Given records:
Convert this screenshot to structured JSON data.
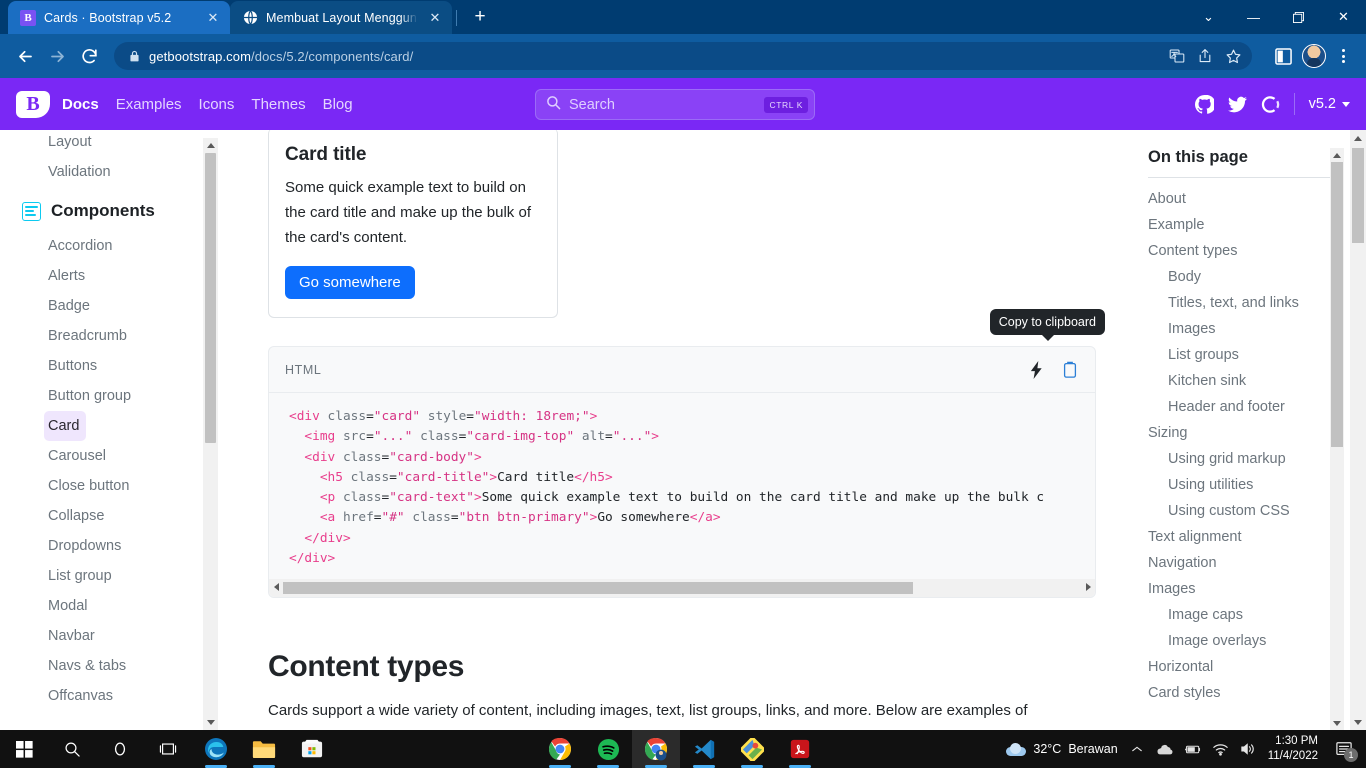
{
  "browser": {
    "tabs": [
      {
        "title": "Cards · Bootstrap v5.2",
        "favicon": "bootstrap-icon",
        "active": true
      },
      {
        "title": "Membuat Layout Menggunakan",
        "favicon": "globe-icon",
        "active": false
      }
    ],
    "new_tab_label": "+",
    "close_label": "✕",
    "window_controls": {
      "collapse": "⌄",
      "minimize": "—",
      "maximize": "❐",
      "close": "✕"
    },
    "address": {
      "domain": "getbootstrap.com",
      "path": "/docs/5.2/components/card/"
    },
    "nav": {
      "back": "←",
      "forward": "→",
      "reload": "⟳"
    },
    "omnibox_actions": [
      "translate-icon",
      "share-icon",
      "favorite-star-icon"
    ],
    "toolbar_right": [
      "split-screen-icon",
      "profile-avatar",
      "settings-menu-icon"
    ]
  },
  "bsnav": {
    "brand": "B",
    "links": [
      {
        "label": "Docs",
        "active": true
      },
      {
        "label": "Examples",
        "active": false
      },
      {
        "label": "Icons",
        "active": false
      },
      {
        "label": "Themes",
        "active": false
      },
      {
        "label": "Blog",
        "active": false
      }
    ],
    "search_placeholder": "Search",
    "search_shortcut": "CTRL K",
    "icons": [
      "github-icon",
      "twitter-icon",
      "opencollective-icon"
    ],
    "version": "v5.2",
    "accent_color": "#7a28f5"
  },
  "sidebar": {
    "top_items": [
      {
        "label": "Layout",
        "active": false
      },
      {
        "label": "Validation",
        "active": false
      }
    ],
    "group_title": "Components",
    "group_icon": "components-icon",
    "items": [
      {
        "label": "Accordion",
        "active": false
      },
      {
        "label": "Alerts",
        "active": false
      },
      {
        "label": "Badge",
        "active": false
      },
      {
        "label": "Breadcrumb",
        "active": false
      },
      {
        "label": "Buttons",
        "active": false
      },
      {
        "label": "Button group",
        "active": false
      },
      {
        "label": "Card",
        "active": true
      },
      {
        "label": "Carousel",
        "active": false
      },
      {
        "label": "Close button",
        "active": false
      },
      {
        "label": "Collapse",
        "active": false
      },
      {
        "label": "Dropdowns",
        "active": false
      },
      {
        "label": "List group",
        "active": false
      },
      {
        "label": "Modal",
        "active": false
      },
      {
        "label": "Navbar",
        "active": false
      },
      {
        "label": "Navs & tabs",
        "active": false
      },
      {
        "label": "Offcanvas",
        "active": false
      }
    ]
  },
  "main": {
    "demo_card": {
      "title": "Card title",
      "text": "Some quick example text to build on the card title and make up the bulk of the card's content.",
      "button_label": "Go somewhere",
      "button_color": "#0d6efd"
    },
    "code_block": {
      "language": "HTML",
      "lightning_icon": "lightning-bolt-icon",
      "copy_icon": "clipboard-copy-icon",
      "tooltip": "Copy to clipboard",
      "lines": [
        "<div class=\"card\" style=\"width: 18rem;\">",
        "  <img src=\"...\" class=\"card-img-top\" alt=\"...\">",
        "  <div class=\"card-body\">",
        "    <h5 class=\"card-title\">Card title</h5>",
        "    <p class=\"card-text\">Some quick example text to build on the card title and make up the bulk c",
        "    <a href=\"#\" class=\"btn btn-primary\">Go somewhere</a>",
        "  </div>",
        "</div>"
      ]
    },
    "section": {
      "heading": "Content types",
      "paragraph": "Cards support a wide variety of content, including images, text, list groups, links, and more. Below are examples of"
    }
  },
  "toc": {
    "title": "On this page",
    "items": [
      {
        "label": "About",
        "level": 1
      },
      {
        "label": "Example",
        "level": 1
      },
      {
        "label": "Content types",
        "level": 1
      },
      {
        "label": "Body",
        "level": 2
      },
      {
        "label": "Titles, text, and links",
        "level": 2
      },
      {
        "label": "Images",
        "level": 2
      },
      {
        "label": "List groups",
        "level": 2
      },
      {
        "label": "Kitchen sink",
        "level": 2
      },
      {
        "label": "Header and footer",
        "level": 2
      },
      {
        "label": "Sizing",
        "level": 1
      },
      {
        "label": "Using grid markup",
        "level": 2
      },
      {
        "label": "Using utilities",
        "level": 2
      },
      {
        "label": "Using custom CSS",
        "level": 2
      },
      {
        "label": "Text alignment",
        "level": 1
      },
      {
        "label": "Navigation",
        "level": 1
      },
      {
        "label": "Images",
        "level": 1
      },
      {
        "label": "Image caps",
        "level": 2
      },
      {
        "label": "Image overlays",
        "level": 2
      },
      {
        "label": "Horizontal",
        "level": 1
      },
      {
        "label": "Card styles",
        "level": 1
      }
    ]
  },
  "taskbar": {
    "left_icons": [
      "windows-start-icon",
      "search-icon",
      "cortana-icon",
      "task-view-icon"
    ],
    "pinned_icons": [
      "edge-icon",
      "file-explorer-icon",
      "microsoft-store-icon"
    ],
    "center_icons": [
      "chrome-icon",
      "spotify-icon",
      "chrome-profile-icon",
      "vscode-icon",
      "gimp-icon",
      "acrobat-reader-icon"
    ],
    "weather": {
      "temperature": "32°C",
      "condition": "Berawan",
      "icon": "cloud-icon"
    },
    "tray_icons": [
      "show-hidden-icons-chevron",
      "onedrive-icon",
      "battery-icon",
      "wifi-icon",
      "volume-icon"
    ],
    "clock": {
      "time": "1:30 PM",
      "date": "11/4/2022"
    },
    "notification": {
      "icon": "action-center-icon",
      "count": "1"
    }
  }
}
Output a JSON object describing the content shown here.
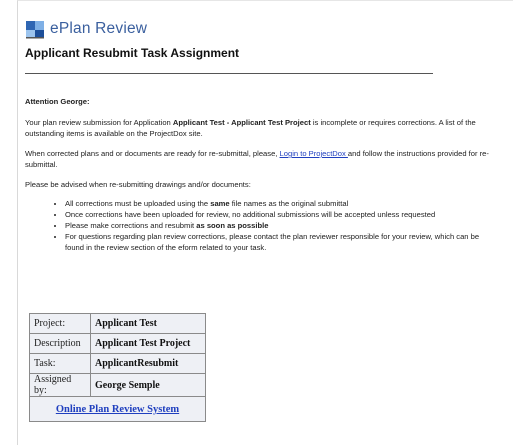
{
  "header": {
    "logo_text": "ePlan Review",
    "subtitle": "Applicant Resubmit Task Assignment"
  },
  "message": {
    "attention": "Attention George:",
    "para1_a": "Your plan review submission for Application ",
    "para1_bold": "Applicant Test - Applicant Test Project",
    "para1_b": " is incomplete or requires corrections. A list of the outstanding items is available on the ProjectDox site.",
    "para2_a": "When corrected plans and or documents are ready for re-submittal, please, ",
    "para2_link": "Login to ProjectDox ",
    "para2_b": "and follow the instructions provided for re-submittal.",
    "para3": "Please be advised when re-submitting drawings and/or documents:",
    "bullet1_a": "All corrections must be uploaded using the ",
    "bullet1_bold": "same",
    "bullet1_b": " file names as the original submittal",
    "bullet2": "Once corrections have been uploaded for review, no additional submissions will be accepted unless requested",
    "bullet3_a": "Please make corrections and resubmit ",
    "bullet3_bold": "as soon as possible",
    "bullet4": "For questions regarding plan review corrections, please contact the plan reviewer responsible for your review, which can be found in the review section of the eform related to your task."
  },
  "table": {
    "rows": [
      {
        "label": "Project:",
        "value": "Applicant Test"
      },
      {
        "label": "Description",
        "value": "Applicant Test Project"
      },
      {
        "label": "Task:",
        "value": "ApplicantResubmit"
      },
      {
        "label": "Assigned by:",
        "value": "George Semple"
      }
    ],
    "link": "Online Plan Review System"
  },
  "colors": {
    "accent": "#3a5f9e",
    "link": "#1f3fbf",
    "table_bg": "#eef0f5"
  }
}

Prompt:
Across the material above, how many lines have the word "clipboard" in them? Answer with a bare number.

Expected answer:
2